I was so grateful when I finally got into a clinical trial at NIH and was so nice not to be alone with this mystery illness.  I was also surprised to learn, awful as I felt, there were Cushies much worse off than I was.

I am so glad that the Internet is here now helping us all know that we’re not alone anymore.

 

We’re all in this together with help, support, research, just being there.  I love this quote from Catherine at http://wheniwasyou.wordpress.com/2012/03/31/wheniwasyou/

Mary, I am delighted to see you here. Cushings – because of the persistent central obesity caused by (we know now) the lack of growth hormone plus the hypothyroidism I was diagnosed with (but for which treatment was ineffective due to my lack of cortisol) – was one of the things I considered as an explanation for my symptoms. Your site was enormously educational and helpful to me in figuring out what might be happening to me. Those other patient testimonies I referred to? Many of them were the bios you posted. Thank you so much for commenting. I am so grateful for the support and encouragement. I really hope that my experiences will help other undiagnosed hypopituitary patients find their way to a diagnosis. I often used to dream that one day I’d get to say to others what was so often said to me: don’t give up, there will be an answer. I kept believing in myself because people I hadn’t even met believed in me. Now I am finally here and I do hope my story will help others to have faith in their own instincts.

Thanks again. Please do keep in touch.

Catherine

Day 25: Cushing’s Awareness Challenge 2017

So often during the diagnosis phase of Cushing’s I felt like this picture – I was walking alone to an unknown place with an unknown future.

My diagnosis was pre-Internet which meant that any information had to be gotten from libraries, bookstores, magazines…or doctors.  In 1983 to 1986 I knew something was terribly wrong but there was no backup from doctors, family or friends.  My first hope was from a magazine (see Day Twenty-nine, last year)

After I got that first glimmer of hope, it was off to the library to try to understand medical texts.  I would pick out words I did understand – and it was more words each trip.  I made Xerox copies of my findings to read at home and try to digest. (I still have all those old pages!)

All my research led me to Cushing’s.
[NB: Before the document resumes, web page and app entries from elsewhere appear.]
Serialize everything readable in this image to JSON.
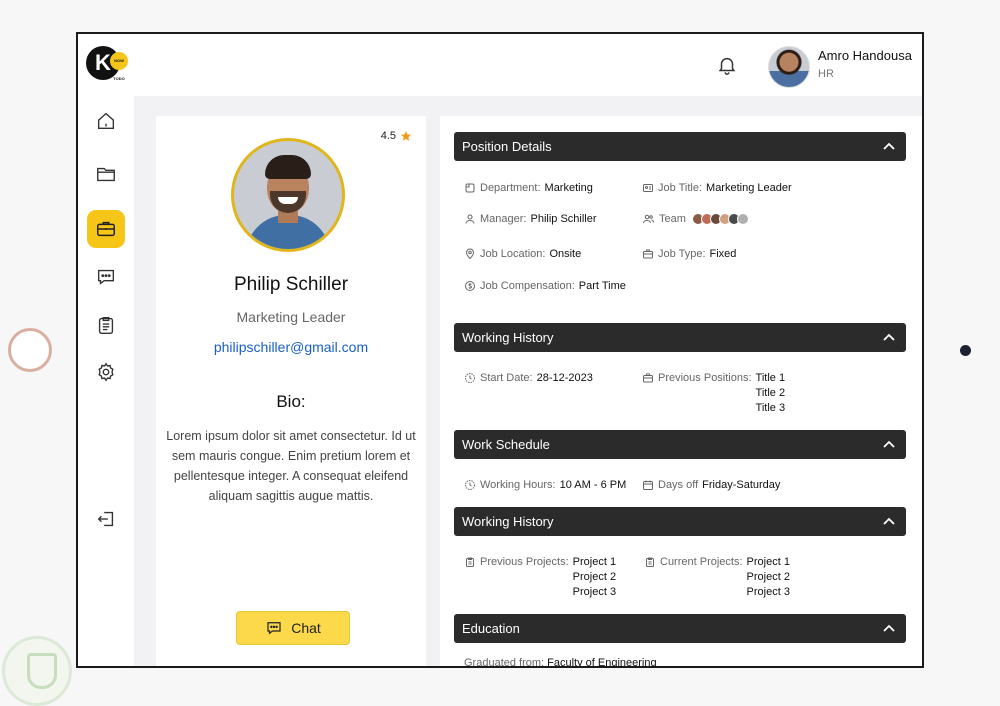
{
  "header": {
    "logo": {
      "letter": "K",
      "badge": "NOW TODO"
    },
    "notifications_icon": "bell-icon",
    "user": {
      "name": "Amro Handousa",
      "role": "HR"
    }
  },
  "sidebar": {
    "items": [
      {
        "icon": "home-icon"
      },
      {
        "icon": "folder-icon"
      },
      {
        "icon": "briefcase-icon",
        "active": true
      },
      {
        "icon": "chat-icon"
      },
      {
        "icon": "clipboard-icon"
      },
      {
        "icon": "gear-icon"
      }
    ],
    "logout_icon": "logout-icon"
  },
  "profile": {
    "rating": "4.5",
    "name": "Philip Schiller",
    "title": "Marketing Leader",
    "email": "philipschiller@gmail.com",
    "bio_heading": "Bio:",
    "bio": "Lorem ipsum dolor sit amet consectetur. Id ut sem mauris congue. Enim pretium lorem et pellentesque integer. A consequat eleifend aliquam sagittis augue mattis.",
    "chat_label": "Chat"
  },
  "position": {
    "heading": "Position Details",
    "department_label": "Department:",
    "department": "Marketing",
    "job_title_label": "Job Title:",
    "job_title": "Marketing Leader",
    "manager_label": "Manager:",
    "manager": "Philip Schiller",
    "team_label": "Team",
    "location_label": "Job Location:",
    "location": "Onsite",
    "job_type_label": "Job Type:",
    "job_type": "Fixed",
    "compensation_label": "Job Compensation:",
    "compensation": "Part Time"
  },
  "working_history": {
    "heading": "Working History",
    "start_label": "Start Date:",
    "start": "28-12-2023",
    "previous_label": "Previous Positions:",
    "previous": [
      "Title 1",
      "Title 2",
      "Title 3"
    ]
  },
  "schedule": {
    "heading": "Work Schedule",
    "hours_label": "Working Hours:",
    "hours": "10 AM - 6 PM",
    "days_label": "Days off",
    "days": "Friday-Saturday"
  },
  "projects": {
    "heading": "Working History",
    "previous_label": "Previous Projects:",
    "previous": [
      "Project 1",
      "Project 2",
      "Project 3"
    ],
    "current_label": "Current Projects:",
    "current": [
      "Project 1",
      "Project 2",
      "Project 3"
    ]
  },
  "education": {
    "heading": "Education",
    "first_label": "Graduated from:",
    "first_value": "Faculty of Engineering"
  },
  "colors": {
    "accent": "#f5c518",
    "section_header": "#2b2b2b",
    "link": "#1a5fc8"
  }
}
Unfortunately, the research didn’t lead me to doctors who could help for several years.  That contributed greatly to the loneliness.  If a Doctor says you’re not sick, friends and family are going to believe the doctor, not you.  After all, he’s the one trained to know what’s wrong, or find out.

I was so grateful when I finally got into a clinical trial at NIH and was so nice not to be alone with this mystery illness.  I was also surprised to learn, awful as I felt, there were Cushies much worse off than I was.

I am so glad that the Internet is here now helping us all know that we’re not alone anymore.

 

We’re all in this together with help, support, research, just being there.  I love this quote from Catherine at http://wheniwasyou.wordpress.com/2012/03/31/wheniwasyou/

Mary, I am delighted to see you here. Cushings – because of the persistent central obesity caused by (we know now) the lack of growth hormone plus the hypothyroidism I was diagnosed with (but for which treatment was ineffective due to my lack of cortisol) – was one of the things I considered as an explanation for my symptoms. Your site was enormously educational and helpful to me in figuring out what might be happening to me. Those other patient testimonies I referred to? Many of them were the bios you posted. Thank you so much for commenting. I am so grateful for the support and encouragement. I really hope that my experiences will help other undiagnosed hypopituitary patients find their way to a diagnosis. I often used to dream that one day I’d get to say to others what was so often said to me: don’t give up, there will be an answer. I kept believing in myself because people I hadn’t even met believed in me. Now I am finally here and I do hope my story will help others to have faith in their own instincts.

Thanks again. Please do keep in touch.

Catherine